One of the statements of purpose of the American Recovery and Reinvestment Act (ARRA) was "to assist those most impacted by the recession." The ARRA is assessed along this dimension using theoretical concepts from the risk-sharing literature. We estimate a model of income dynamics using a county-level panel of wage income in order to isolate the innovation to income. We then regress these income shocks on ARRA transfers and find 13.1% of the shock is offset by the transfer. While this is a long way from complete risk-sharing, the impacts are economically and statistically significant. Surprisingly, there are large state-contingent effects in the second and third quartiles 25.6% and 15.7% versus a mere 8.5% in the first quartile. By this metric, the policy of helping those most in need was not achieved.
Determining how to value net government obligations is a long-standing and fundamental question in public finance. Its answer is critical to cost-benefit analysis, the assessment of fiscal sustainability, generational accounting, and other economic issues. This paper posits and simulates a ten-period overlapping generations model with aggregate shocks to price safe and risky government net obligations, including options. Agents can't trade with future generations to hedge the model's productivity and depreciation shocks. Nor can they invest in anything other than one-period bonds and risky capital. Our results are surprising. We find that the pricing of short- as well as long-dated riskless obligations is anchored to the prevailing one-period risk-free return. More surprising, the prices of obligations whose values are proportional to the prevailing wage (e.g., Social Security benefits under a pay-go system with a fixed tax rate) are essentially identical to those of safe obligations, i.e., there is little risk adjustment. This is true notwithstanding our assumption of very large macro shocks. In contrast, government obligations provided in the form of options entail significant risk adjustment. We also show that the value of obligations to unborn generations depends on the nature of the compensating variation. Another finding is that the one-period bond market matters, but less than expected, to valuing obligations. Finally, our model lets us test the ability of arbitrage pricing to get prices right. Surprisingly, with the right specification, it comes close.
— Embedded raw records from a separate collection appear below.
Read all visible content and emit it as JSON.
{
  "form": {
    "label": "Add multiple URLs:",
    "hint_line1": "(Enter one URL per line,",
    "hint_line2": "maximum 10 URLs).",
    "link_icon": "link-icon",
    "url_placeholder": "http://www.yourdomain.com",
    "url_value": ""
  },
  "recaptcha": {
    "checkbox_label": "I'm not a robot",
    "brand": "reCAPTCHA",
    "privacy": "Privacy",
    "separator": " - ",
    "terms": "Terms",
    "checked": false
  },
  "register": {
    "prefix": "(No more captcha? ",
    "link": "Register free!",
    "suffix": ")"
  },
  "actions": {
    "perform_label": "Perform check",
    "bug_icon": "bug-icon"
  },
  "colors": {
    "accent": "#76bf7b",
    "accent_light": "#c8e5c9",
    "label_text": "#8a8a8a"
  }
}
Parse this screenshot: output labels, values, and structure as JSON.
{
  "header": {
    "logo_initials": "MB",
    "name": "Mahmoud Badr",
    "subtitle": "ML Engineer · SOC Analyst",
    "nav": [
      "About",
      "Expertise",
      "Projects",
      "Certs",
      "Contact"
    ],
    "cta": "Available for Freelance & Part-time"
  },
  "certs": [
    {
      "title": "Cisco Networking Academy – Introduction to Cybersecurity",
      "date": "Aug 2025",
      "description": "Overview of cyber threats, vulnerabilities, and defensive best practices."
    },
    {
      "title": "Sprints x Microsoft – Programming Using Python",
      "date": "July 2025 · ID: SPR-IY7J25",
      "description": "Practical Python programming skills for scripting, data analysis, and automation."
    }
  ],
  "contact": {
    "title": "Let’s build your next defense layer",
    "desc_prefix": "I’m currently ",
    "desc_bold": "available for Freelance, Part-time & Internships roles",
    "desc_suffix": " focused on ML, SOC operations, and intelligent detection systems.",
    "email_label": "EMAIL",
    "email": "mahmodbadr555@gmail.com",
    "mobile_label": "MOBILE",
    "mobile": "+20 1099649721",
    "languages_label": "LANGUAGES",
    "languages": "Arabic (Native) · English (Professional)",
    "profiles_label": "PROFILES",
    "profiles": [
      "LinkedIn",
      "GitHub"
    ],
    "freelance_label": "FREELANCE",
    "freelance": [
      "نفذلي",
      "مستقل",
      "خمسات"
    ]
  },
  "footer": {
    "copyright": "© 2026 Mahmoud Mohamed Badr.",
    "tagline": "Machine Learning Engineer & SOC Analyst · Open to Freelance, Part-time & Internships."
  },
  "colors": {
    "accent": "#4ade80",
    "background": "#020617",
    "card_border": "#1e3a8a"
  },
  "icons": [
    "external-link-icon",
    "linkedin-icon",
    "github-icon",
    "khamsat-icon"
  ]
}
Although highly stylized, our model suggests the potential of detailed, largescale CGE OLG models to price government obligations as well as non-marketed private securities in the presence of incomplete markets and macro shocks.